Here are some of the many reasons I made this decision:
- Rebecca’s creative and not afraid to voice her opinions: One of the problems with our current City Council is that they seem to be stuck in a cyclical way of thinking about issues, recycling old ideas and complaining again and again without really proposing solutions. Kaplan’s already proving herself to be different – for example, she is proposing recruiting police officers from the thousands of gay and lesbians who have been discharged from the military. Whether you agree with Kaplan’s ideas or not, there’s surely something to be admired about her creativity. V Smoothe describes this well:
I don’t agree with all her ideas, but I love that she’s obviously spent a lot of time thinking about Oakland’s problems and trying to come up with fresh ways to address them… When you’re throwing out new idea after new idea, you’re going to have some duds (I recall her talking about putting officers on Segways at one meeting), but I’d rather see some silly ideas get floated if that’s what it takes to get the gems as well and there than watch a government with a near total lack of initiative (except occasionally to copy some dumb hippy thing San Francisco did). I’m not sold on this don’t-ask-don’t-tell discharged military recruitment strategy she keeps pushing, but at least it’s a new idea.
- Rebecca’s an ambitious leader who cares passionately about Oakland: Just take a look at her resume to find out yourself.
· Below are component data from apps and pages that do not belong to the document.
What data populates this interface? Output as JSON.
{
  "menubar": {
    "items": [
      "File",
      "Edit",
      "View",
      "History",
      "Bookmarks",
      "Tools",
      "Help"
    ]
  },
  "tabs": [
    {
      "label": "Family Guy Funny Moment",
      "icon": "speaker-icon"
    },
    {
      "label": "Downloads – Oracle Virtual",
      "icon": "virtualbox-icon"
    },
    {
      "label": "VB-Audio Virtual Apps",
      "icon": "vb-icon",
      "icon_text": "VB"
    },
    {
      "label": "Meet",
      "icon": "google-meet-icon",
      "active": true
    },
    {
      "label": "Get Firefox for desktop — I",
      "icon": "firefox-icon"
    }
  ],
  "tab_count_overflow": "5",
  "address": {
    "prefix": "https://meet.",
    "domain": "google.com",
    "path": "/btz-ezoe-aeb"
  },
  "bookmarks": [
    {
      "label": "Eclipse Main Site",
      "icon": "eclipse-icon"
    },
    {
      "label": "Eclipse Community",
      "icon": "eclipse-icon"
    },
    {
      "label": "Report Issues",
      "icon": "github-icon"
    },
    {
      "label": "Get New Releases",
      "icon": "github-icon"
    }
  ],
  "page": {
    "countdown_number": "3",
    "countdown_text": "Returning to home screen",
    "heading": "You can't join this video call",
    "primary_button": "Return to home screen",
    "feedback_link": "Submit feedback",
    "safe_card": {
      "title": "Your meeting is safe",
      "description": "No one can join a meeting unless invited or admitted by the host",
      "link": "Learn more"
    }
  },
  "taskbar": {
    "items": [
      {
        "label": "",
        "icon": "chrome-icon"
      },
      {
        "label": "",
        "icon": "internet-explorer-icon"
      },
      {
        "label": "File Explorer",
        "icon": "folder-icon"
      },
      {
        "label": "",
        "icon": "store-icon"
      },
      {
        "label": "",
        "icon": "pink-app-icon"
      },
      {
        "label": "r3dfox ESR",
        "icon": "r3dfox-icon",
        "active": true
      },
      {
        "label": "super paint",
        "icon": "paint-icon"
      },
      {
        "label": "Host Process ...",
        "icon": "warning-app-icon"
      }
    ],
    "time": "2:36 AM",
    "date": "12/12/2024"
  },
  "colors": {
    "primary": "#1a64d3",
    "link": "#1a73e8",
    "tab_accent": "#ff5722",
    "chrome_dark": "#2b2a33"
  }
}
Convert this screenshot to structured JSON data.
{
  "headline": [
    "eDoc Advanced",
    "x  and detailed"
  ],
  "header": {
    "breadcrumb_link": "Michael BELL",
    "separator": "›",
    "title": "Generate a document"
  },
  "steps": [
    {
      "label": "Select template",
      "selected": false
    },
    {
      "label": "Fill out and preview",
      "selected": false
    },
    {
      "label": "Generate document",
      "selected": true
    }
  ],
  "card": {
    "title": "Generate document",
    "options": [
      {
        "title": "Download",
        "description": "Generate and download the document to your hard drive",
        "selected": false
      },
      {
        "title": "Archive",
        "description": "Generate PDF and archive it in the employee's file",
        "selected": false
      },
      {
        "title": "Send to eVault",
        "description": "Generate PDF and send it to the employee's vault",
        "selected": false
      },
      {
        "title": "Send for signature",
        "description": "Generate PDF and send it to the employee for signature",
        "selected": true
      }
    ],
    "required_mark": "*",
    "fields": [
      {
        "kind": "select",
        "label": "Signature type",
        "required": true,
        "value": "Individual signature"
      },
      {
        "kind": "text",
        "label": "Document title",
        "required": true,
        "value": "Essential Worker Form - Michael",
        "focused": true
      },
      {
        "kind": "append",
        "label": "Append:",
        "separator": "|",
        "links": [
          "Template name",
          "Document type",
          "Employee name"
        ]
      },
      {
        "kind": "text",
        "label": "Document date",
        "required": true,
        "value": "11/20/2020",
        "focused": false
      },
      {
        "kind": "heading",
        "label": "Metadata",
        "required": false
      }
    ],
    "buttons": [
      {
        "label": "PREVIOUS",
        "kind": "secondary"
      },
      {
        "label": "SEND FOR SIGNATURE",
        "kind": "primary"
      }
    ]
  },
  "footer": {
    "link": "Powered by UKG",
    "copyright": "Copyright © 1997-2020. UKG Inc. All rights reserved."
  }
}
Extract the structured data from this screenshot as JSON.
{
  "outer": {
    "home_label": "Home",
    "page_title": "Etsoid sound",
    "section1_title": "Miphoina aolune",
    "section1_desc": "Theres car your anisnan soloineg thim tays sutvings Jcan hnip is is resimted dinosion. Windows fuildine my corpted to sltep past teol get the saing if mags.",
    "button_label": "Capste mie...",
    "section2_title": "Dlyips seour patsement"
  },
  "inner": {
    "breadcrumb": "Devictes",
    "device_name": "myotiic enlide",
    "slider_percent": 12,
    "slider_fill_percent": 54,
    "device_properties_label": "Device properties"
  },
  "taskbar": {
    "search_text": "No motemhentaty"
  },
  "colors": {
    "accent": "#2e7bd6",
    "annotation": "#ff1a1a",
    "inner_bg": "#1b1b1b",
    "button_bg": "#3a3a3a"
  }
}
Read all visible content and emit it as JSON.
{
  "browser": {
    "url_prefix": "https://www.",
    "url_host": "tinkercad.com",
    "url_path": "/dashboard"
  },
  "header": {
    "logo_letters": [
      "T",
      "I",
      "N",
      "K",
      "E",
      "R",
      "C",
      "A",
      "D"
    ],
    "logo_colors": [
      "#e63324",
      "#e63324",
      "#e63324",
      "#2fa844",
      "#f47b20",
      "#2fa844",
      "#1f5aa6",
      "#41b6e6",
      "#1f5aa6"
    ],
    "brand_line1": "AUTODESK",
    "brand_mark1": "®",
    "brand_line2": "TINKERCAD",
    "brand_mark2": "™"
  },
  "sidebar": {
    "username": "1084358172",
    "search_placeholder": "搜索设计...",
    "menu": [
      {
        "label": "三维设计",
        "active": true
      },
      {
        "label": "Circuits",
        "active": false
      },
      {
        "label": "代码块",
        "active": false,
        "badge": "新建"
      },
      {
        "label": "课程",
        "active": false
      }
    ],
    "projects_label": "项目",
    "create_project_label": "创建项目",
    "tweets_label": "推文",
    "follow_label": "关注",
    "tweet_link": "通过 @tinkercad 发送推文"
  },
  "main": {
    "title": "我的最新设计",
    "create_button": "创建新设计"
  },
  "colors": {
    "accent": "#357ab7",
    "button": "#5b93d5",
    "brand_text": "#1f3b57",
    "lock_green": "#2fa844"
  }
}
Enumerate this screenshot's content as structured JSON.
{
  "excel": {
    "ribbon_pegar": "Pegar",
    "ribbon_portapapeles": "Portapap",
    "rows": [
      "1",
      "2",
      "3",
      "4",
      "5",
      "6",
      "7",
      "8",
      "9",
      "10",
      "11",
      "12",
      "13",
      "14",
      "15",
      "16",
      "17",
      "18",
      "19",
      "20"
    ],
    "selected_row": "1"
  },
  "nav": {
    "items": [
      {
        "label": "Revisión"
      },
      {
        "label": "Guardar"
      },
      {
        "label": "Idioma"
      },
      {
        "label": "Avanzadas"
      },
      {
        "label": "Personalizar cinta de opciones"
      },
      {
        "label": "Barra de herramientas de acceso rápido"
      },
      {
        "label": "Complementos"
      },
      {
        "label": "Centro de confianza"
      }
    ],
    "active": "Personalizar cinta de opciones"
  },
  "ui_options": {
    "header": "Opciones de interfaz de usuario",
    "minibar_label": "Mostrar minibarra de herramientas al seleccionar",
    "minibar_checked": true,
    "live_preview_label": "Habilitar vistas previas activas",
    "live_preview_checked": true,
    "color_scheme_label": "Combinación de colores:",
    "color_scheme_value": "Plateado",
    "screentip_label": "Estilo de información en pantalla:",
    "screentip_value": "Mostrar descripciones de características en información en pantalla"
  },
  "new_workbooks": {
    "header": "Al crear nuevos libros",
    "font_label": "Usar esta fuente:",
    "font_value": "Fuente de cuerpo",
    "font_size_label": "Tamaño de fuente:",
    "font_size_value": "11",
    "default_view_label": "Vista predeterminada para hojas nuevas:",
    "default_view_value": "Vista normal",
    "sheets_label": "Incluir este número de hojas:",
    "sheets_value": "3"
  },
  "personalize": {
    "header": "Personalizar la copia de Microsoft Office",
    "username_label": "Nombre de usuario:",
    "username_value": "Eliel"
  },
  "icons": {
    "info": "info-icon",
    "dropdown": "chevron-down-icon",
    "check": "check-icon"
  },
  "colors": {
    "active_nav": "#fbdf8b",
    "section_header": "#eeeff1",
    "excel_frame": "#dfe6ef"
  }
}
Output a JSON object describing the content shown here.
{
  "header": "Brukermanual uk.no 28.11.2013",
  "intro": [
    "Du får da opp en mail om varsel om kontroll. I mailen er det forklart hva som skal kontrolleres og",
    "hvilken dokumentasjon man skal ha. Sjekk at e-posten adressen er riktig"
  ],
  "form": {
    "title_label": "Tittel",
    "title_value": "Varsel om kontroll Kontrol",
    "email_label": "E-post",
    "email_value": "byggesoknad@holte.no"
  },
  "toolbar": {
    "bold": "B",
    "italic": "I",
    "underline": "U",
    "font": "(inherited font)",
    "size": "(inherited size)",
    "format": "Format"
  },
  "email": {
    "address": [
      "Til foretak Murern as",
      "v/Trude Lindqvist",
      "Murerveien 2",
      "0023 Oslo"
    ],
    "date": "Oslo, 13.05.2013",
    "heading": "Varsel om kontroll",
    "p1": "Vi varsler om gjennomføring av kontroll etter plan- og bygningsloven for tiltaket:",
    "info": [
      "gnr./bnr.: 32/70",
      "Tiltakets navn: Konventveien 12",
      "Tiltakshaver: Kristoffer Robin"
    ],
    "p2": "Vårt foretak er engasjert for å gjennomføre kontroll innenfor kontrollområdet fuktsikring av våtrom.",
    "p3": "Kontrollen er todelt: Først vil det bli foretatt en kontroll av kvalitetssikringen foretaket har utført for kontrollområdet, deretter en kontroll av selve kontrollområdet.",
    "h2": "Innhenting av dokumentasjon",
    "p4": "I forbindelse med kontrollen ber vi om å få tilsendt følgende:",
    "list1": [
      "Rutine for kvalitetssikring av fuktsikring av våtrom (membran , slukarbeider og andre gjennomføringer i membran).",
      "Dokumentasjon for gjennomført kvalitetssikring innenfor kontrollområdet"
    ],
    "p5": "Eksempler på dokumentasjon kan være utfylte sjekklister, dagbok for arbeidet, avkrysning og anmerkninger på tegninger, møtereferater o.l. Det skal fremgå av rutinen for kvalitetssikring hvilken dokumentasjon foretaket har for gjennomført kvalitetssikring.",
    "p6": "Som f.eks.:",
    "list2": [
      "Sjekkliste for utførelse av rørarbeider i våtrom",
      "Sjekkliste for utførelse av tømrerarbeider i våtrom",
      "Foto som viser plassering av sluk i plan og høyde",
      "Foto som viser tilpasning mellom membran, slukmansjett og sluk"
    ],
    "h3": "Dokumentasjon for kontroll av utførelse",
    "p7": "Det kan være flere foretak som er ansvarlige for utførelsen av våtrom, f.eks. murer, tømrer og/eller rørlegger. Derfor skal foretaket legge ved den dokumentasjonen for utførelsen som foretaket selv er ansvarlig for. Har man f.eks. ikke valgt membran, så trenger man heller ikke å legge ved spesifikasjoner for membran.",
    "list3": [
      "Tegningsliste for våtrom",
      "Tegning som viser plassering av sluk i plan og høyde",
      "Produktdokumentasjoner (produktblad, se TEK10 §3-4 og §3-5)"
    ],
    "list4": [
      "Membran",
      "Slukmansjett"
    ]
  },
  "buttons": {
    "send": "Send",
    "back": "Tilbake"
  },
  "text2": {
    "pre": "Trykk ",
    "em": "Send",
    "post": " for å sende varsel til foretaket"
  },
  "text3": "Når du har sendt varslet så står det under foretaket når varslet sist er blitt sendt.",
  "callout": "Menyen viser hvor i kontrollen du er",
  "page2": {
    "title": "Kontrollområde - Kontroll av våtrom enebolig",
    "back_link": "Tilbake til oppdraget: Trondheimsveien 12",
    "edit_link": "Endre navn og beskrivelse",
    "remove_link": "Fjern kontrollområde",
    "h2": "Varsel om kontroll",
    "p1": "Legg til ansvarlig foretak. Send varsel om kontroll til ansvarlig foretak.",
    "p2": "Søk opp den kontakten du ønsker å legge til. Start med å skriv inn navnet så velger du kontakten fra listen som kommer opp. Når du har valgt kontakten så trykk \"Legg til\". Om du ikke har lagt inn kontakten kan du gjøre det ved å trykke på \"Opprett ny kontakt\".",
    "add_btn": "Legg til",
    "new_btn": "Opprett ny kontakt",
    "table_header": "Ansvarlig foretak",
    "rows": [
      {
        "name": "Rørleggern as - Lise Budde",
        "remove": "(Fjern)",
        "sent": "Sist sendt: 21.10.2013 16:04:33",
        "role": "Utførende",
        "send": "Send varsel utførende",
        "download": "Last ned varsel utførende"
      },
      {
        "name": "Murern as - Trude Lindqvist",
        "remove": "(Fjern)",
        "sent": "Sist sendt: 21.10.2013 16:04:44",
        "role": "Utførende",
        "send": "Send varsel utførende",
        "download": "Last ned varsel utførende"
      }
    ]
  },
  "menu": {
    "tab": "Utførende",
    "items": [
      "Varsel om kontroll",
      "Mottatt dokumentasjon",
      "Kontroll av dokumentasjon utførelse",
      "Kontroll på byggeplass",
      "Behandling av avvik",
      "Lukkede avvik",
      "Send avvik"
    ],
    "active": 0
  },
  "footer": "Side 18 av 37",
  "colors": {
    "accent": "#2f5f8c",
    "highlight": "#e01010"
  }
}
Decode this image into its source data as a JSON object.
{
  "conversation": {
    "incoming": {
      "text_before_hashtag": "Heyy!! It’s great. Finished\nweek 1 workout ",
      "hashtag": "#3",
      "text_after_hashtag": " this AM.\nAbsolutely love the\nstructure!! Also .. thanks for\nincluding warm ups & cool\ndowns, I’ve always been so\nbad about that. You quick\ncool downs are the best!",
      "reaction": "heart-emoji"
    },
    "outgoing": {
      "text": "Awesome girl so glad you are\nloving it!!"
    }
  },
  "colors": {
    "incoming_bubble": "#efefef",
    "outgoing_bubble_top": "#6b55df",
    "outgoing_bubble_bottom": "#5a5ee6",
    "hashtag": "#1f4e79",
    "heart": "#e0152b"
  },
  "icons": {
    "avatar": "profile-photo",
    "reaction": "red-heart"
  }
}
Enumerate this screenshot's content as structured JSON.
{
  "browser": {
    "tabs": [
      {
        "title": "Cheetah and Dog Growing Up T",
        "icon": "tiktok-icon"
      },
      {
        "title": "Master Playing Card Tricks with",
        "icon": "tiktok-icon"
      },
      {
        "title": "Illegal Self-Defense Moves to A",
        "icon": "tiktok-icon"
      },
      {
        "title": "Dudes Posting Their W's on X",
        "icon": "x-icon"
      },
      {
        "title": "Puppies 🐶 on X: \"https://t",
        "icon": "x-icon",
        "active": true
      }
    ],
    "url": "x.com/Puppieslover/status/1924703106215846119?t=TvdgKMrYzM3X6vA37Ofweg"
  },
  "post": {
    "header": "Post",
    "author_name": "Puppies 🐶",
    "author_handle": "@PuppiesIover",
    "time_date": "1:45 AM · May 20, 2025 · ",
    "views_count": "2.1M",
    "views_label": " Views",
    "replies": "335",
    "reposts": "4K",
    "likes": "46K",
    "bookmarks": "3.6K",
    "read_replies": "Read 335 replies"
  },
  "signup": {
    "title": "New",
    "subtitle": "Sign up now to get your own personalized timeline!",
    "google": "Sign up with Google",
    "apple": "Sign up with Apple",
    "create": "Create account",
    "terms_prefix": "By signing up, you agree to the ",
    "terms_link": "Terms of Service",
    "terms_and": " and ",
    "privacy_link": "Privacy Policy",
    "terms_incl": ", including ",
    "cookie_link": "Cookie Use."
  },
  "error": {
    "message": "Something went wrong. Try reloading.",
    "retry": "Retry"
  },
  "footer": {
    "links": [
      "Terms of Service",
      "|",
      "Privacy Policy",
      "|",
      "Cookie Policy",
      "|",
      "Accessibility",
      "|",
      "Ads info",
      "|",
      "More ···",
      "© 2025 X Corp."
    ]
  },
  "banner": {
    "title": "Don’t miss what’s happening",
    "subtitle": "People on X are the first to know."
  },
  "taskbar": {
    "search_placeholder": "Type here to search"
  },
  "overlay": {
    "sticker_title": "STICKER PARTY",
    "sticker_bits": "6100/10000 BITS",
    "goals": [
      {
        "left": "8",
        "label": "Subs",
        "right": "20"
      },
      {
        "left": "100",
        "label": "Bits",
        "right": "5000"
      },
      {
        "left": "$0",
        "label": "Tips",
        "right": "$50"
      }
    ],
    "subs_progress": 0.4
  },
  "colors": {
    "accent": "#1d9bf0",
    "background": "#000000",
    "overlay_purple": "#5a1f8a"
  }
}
She’s been involved in Oakland politics for several years – from her work on the AC Transit Board of Directors to being one of the strategic minds behind Measure Z, Oakland’s adult-use marijuana initiative, she takes on projects and sees them through. She’s also not above citizen activism – I’ve seen her voice her opinions at several Oakland and Alameda County medical marijuana hearings, and she recently took the council to task about not publicizing the downtown zoning hearings and not holding them in downtown.
- Rebecca’s a part of the Oakland community: I volunteered for the campaign yesterday, passing out flyers at the Temescal Farmers Market, and I was amazed at how many people knew Rebecca. Here are some of the comments I heard: “I swim with Rebecca.” “I met her on the bus.” “She goes to my church.” Though I was amazed, I wasn’t that surprised because I too have encountered Rebecca at hearings, political events, and on the bus. Somehow, she seems to be just about everywhere and is happy to talk to anyone.
If you’re looking for more information on Kaplan and the other candidates for the at-large council seat, please read V Smoothe’s thorough analysis of the debate. Really, set aside 20 minutes or more and read parts 1 and 2. Though I differ with V in her ultimate conclusion, I think she does an excellent job laying out the issues.
If you find someone that inspires you in this race or another, I encourage you to do something beyond voting – donate, participate in a phone bank or precinct walk, talk to your friends about the candidate. It doesn’t take much time, and it feels really good. Believe me, from my experience in 2006 I know that the alternative of guilt and/or regret is not pretty.